This provision could be very reasonably interpreted as an express preemption that prohibits county government from regulating pesticides. I have said, however, that we should go to court to find out what the law is. But the situation is not a slam dunk. What if the courts find preemption? Then where will we be after all this effort and agony?

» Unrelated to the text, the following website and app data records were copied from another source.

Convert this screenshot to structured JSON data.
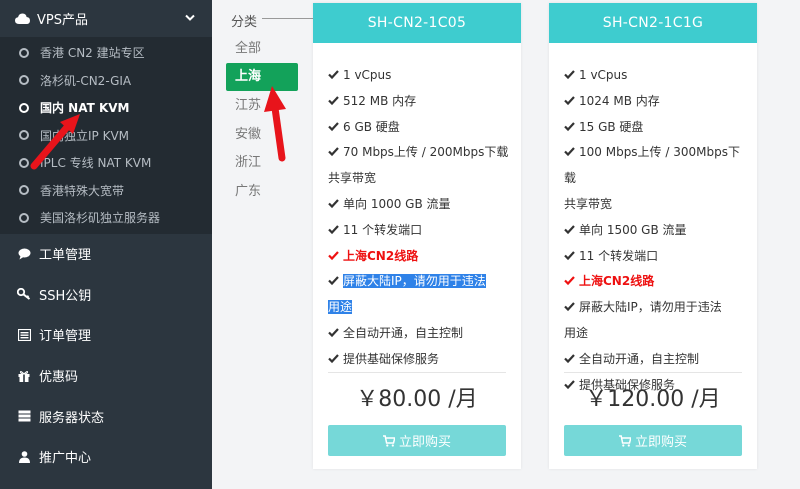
{
  "sidebar": {
    "vps_label": "VPS产品",
    "sub_items": [
      {
        "label": "香港 CN2 建站专区",
        "active": false
      },
      {
        "label": "洛杉矶-CN2-GIA",
        "active": false
      },
      {
        "label": "国内 NAT KVM",
        "active": true
      },
      {
        "label": "国内独立IP KVM",
        "active": false
      },
      {
        "label": "IPLC 专线 NAT KVM",
        "active": false
      },
      {
        "label": "香港特殊大宽带",
        "active": false
      },
      {
        "label": "美国洛杉矶独立服务器",
        "active": false
      }
    ],
    "nav_items": [
      {
        "label": "工单管理",
        "icon": "comment-icon"
      },
      {
        "label": "SSH公钥",
        "icon": "key-icon"
      },
      {
        "label": "订单管理",
        "icon": "list-icon"
      },
      {
        "label": "优惠码",
        "icon": "gift-icon"
      },
      {
        "label": "服务器状态",
        "icon": "server-icon"
      },
      {
        "label": "推广中心",
        "icon": "user-icon"
      }
    ]
  },
  "categories": {
    "title": "分类",
    "items": [
      "全部",
      "上海",
      "江苏",
      "安徽",
      "浙江",
      "广东"
    ],
    "active": "上海"
  },
  "plans": [
    {
      "name": "SH-CN2-1C05",
      "features": [
        "1 vCpus",
        "512 MB 内存",
        "6 GB 硬盘",
        "70 Mbps上传 / 200Mbps下载",
        "共享带宽",
        "单向 1000 GB 流量",
        "11 个转发端口",
        "上海CN2线路",
        "屏蔽大陆IP，请勿用于违法",
        "用途",
        "全自动开通，自主控制",
        "提供基础保修服务"
      ],
      "price": "￥80.00 /月",
      "buy_label": "立即购买"
    },
    {
      "name": "SH-CN2-1C1G",
      "features": [
        "1 vCpus",
        "1024 MB 内存",
        "15 GB 硬盘",
        "100 Mbps上传 / 300Mbps下载",
        "共享带宽",
        "单向 1500 GB 流量",
        "11 个转发端口",
        "上海CN2线路",
        "屏蔽大陆IP，请勿用于违法",
        "用途",
        "全自动开通，自主控制",
        "提供基础保修服务"
      ],
      "price": "￥120.00 /月",
      "buy_label": "立即购买"
    }
  ],
  "colors": {
    "sidebar_bg": "#2c363f",
    "card_header": "#3ecccf",
    "active_category": "#13a25a",
    "buy_button": "#76d8d8",
    "annotation_arrow": "#e8141b"
  }
}
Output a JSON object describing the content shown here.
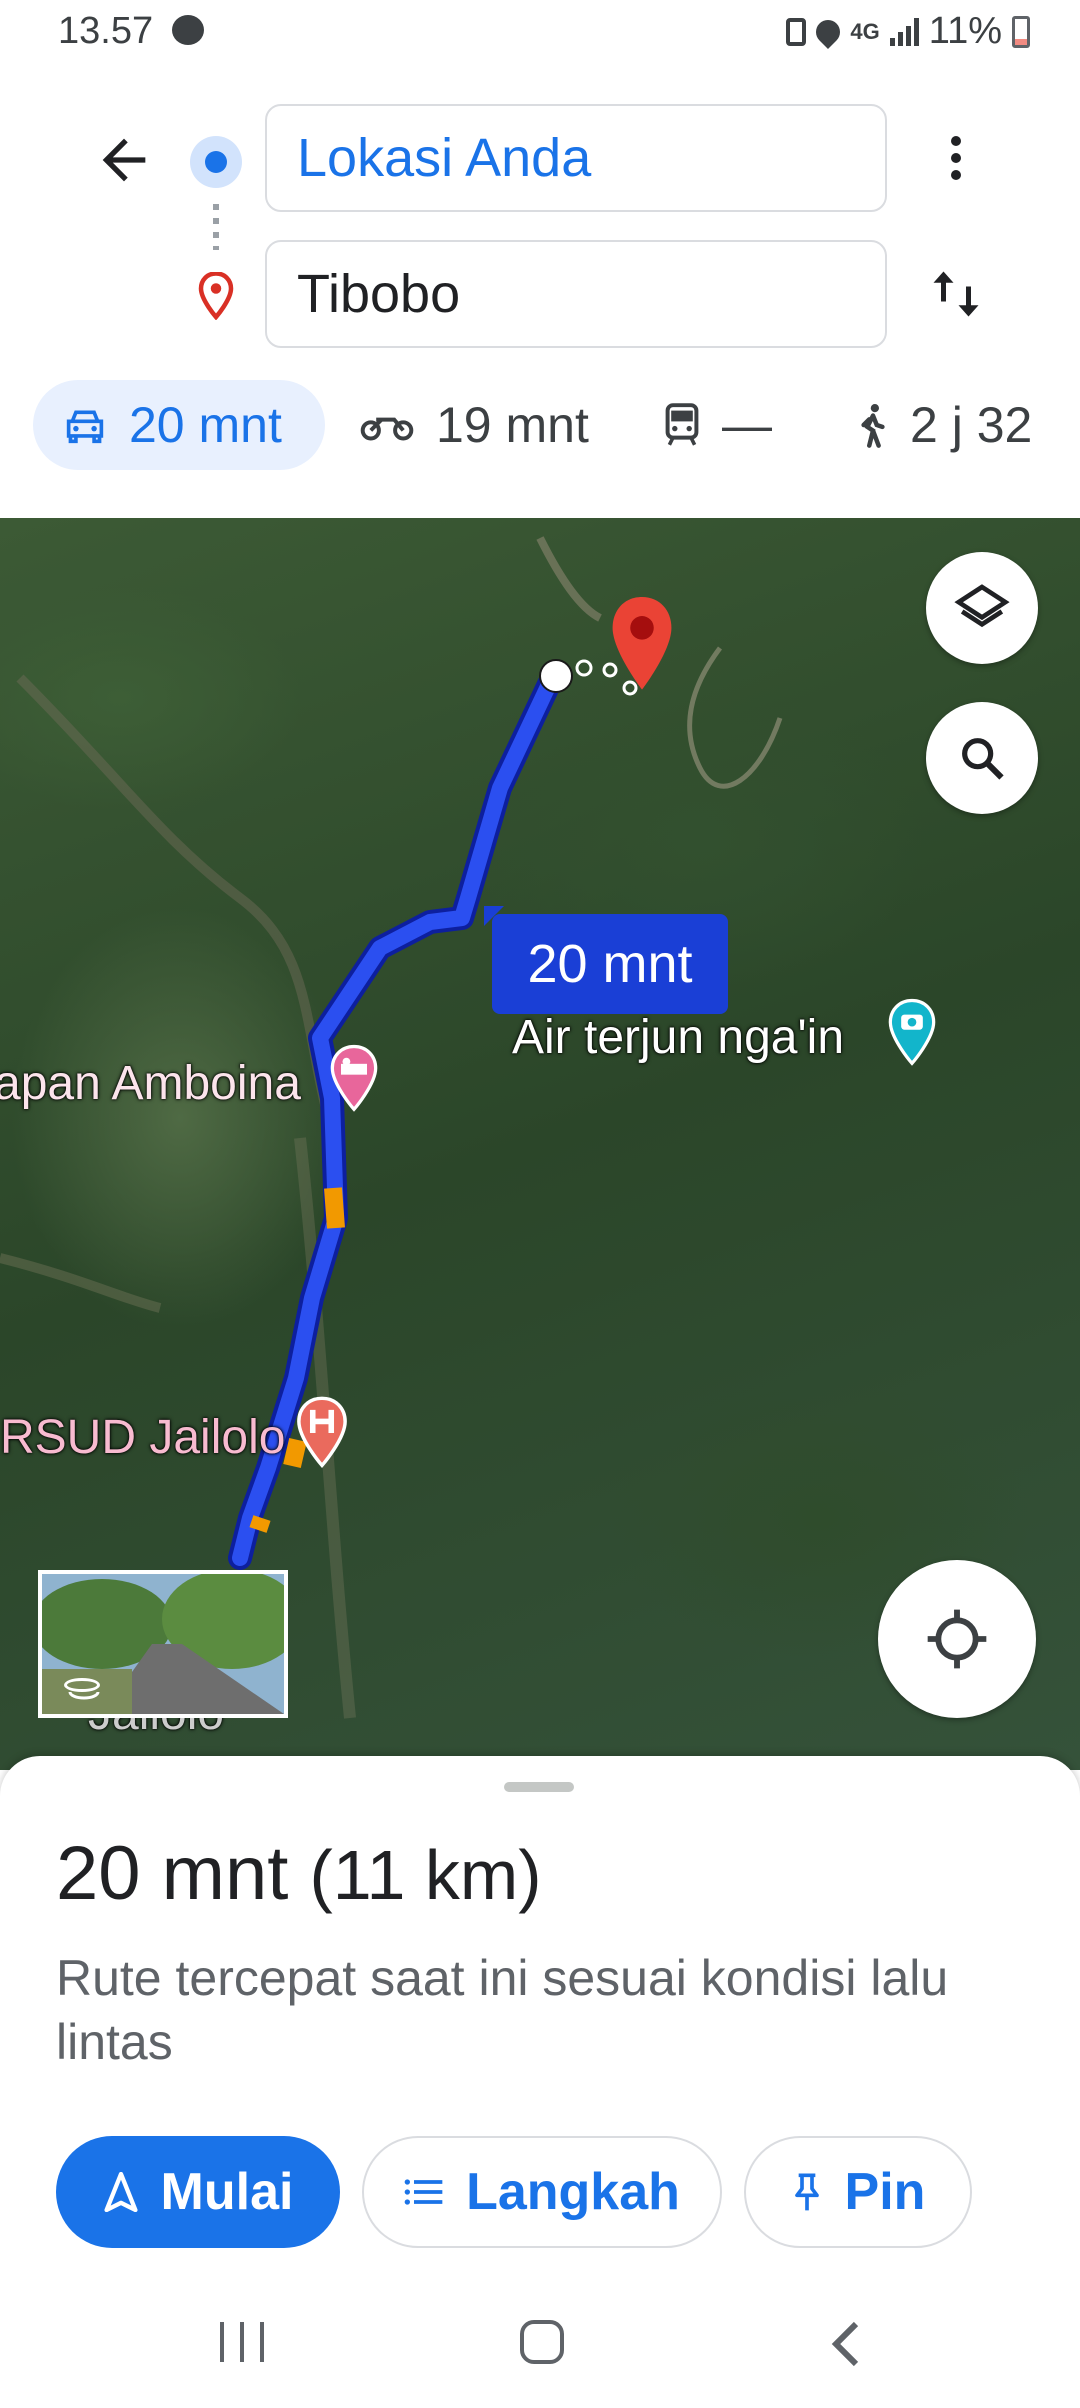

Working with the Department of Agriculture over the next two months could give us a contingency plan to effectuate the law in the fastest way possible. If we get the Department of Agriculture to work with us, we might avoid preemption because they are allowed under state law to have cooperative agreements with other entities. Or if — because the mayor and council are united in requesting their cooperation and the Kauai legislators have expressed their concerns — we secure their understanding of the urgency of this issue and their commitment through a memorandum of agreement (MOA), then if the courts find preemption, the Department of Agriculture will already be committed to work on this issue. They could adopt the provisions of Bill 2491, or something similar, into their rules and take it from there, with all of us watching. There are no guarantees, but we don’t know unless we try.
Unless a majority of the County Council and Mayor Carvalho commit to passing and enforcing Bill 2491 in two months, I will not vote for a deferral. If, however, we have a commitment to pass a bill at the end of two months if a memorandum of agreement to implement the provisions of Bill 2491 is not signed by then, it might be wise to give that option a try.
• JoAnn Yukimura is a member of the Kauai County Council.